Dr Karen Purnell
Paper presented at The International Oil Spill Conference 1999, 7-12 March 1999, Seattle, USA

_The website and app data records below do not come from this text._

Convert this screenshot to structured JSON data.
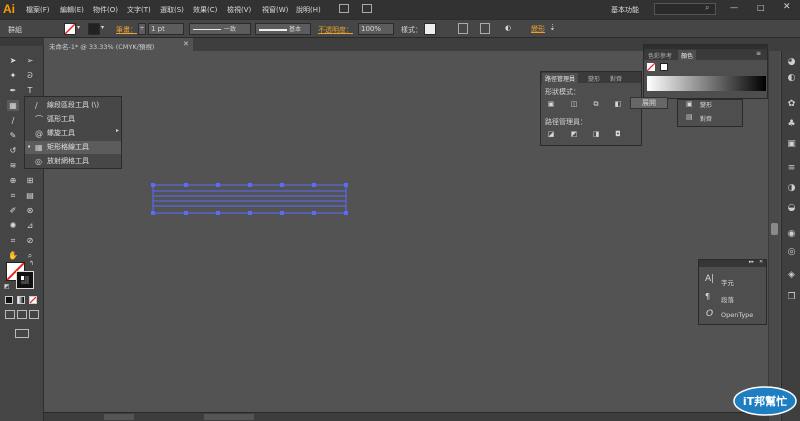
{
  "app": {
    "logo": "Ai",
    "workspace": "基本功能"
  },
  "menus": [
    "檔案(F)",
    "編輯(E)",
    "物件(O)",
    "文字(T)",
    "選取(S)",
    "效果(C)",
    "檢視(V)",
    "視窗(W)",
    "說明(H)"
  ],
  "control": {
    "selection": "群組",
    "stroke_label": "筆畫：",
    "stroke_value": "1 pt",
    "line_style": "一致",
    "brush": "基本",
    "opacity_label": "不透明度：",
    "opacity_value": "100%",
    "style_label": "樣式："
  },
  "document": {
    "tab": "未命名-1* @ 33.33% (CMYK/預視)"
  },
  "flyout": [
    {
      "label": "線段區段工具 (\\)",
      "icon": "line-segment-icon"
    },
    {
      "label": "弧形工具",
      "icon": "arc-icon"
    },
    {
      "label": "螺旋工具",
      "icon": "spiral-icon"
    },
    {
      "label": "矩形格線工具",
      "icon": "rect-grid-icon",
      "selected": true
    },
    {
      "label": "放射網格工具",
      "icon": "polar-grid-icon"
    }
  ],
  "pathfinder": {
    "tabs": [
      "路徑管理員",
      "變形",
      "對齊"
    ],
    "shape_modes_label": "形狀模式：",
    "expand_button": "展開",
    "pathfinders_label": "路徑管理員："
  },
  "color_panel": {
    "tabs": [
      "色彩參考",
      "顏色"
    ]
  },
  "transform_panel": {
    "items": [
      "變形",
      "對齊"
    ]
  },
  "type_panel": {
    "items": [
      "字元",
      "段落",
      "OpenType"
    ]
  },
  "colors": {
    "accent": "#ff9a00",
    "grid_line": "#5a6cff",
    "canvas": "#535353"
  },
  "watermark": {
    "text": "iT邦幫忙"
  }
}
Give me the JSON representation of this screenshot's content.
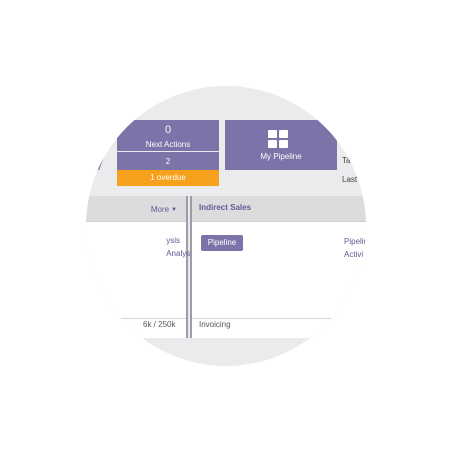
{
  "tiles": {
    "next_actions": {
      "count": "0",
      "label": "Next Actions",
      "sub_count": "2",
      "overdue": "1 overdue"
    },
    "my_pipeline": {
      "label": "My Pipeline",
      "icon": "grid-icon"
    }
  },
  "side_labels": [
    "Ta",
    "Last"
  ],
  "left_panel": {
    "more_label": "More",
    "links": [
      "ysis",
      "Analysis"
    ],
    "footer_value": "6k / 250k"
  },
  "right_panel": {
    "title": "Indirect Sales",
    "button_label": "Pipeline",
    "links": [
      "Pipelin",
      "Activi"
    ],
    "footer_label": "Invoicing"
  },
  "colors": {
    "tile": "#7a74a8",
    "overdue": "#f7a01c",
    "link": "#5f5a93",
    "lens_bg": "#ebebed"
  }
}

This paper examines the trends in costs associated with the various low technology shoreline clean-up methods that were used in the response to the SEA EMPRESS incident, by drawing on information gathered during the response and the subsequent claims for compensation from the local government councils involved. Analysis of the costs allowed the level of effort invested in shoreline cleaning to be quantified and re-enforced the view that the return on effort invested decreases progressively as the level of oiling reduces. The trends also reflect occasions where additional effort had to be expended at a later stage in the clean-up as a consequence of problems generated by some techniques used earlier in the response.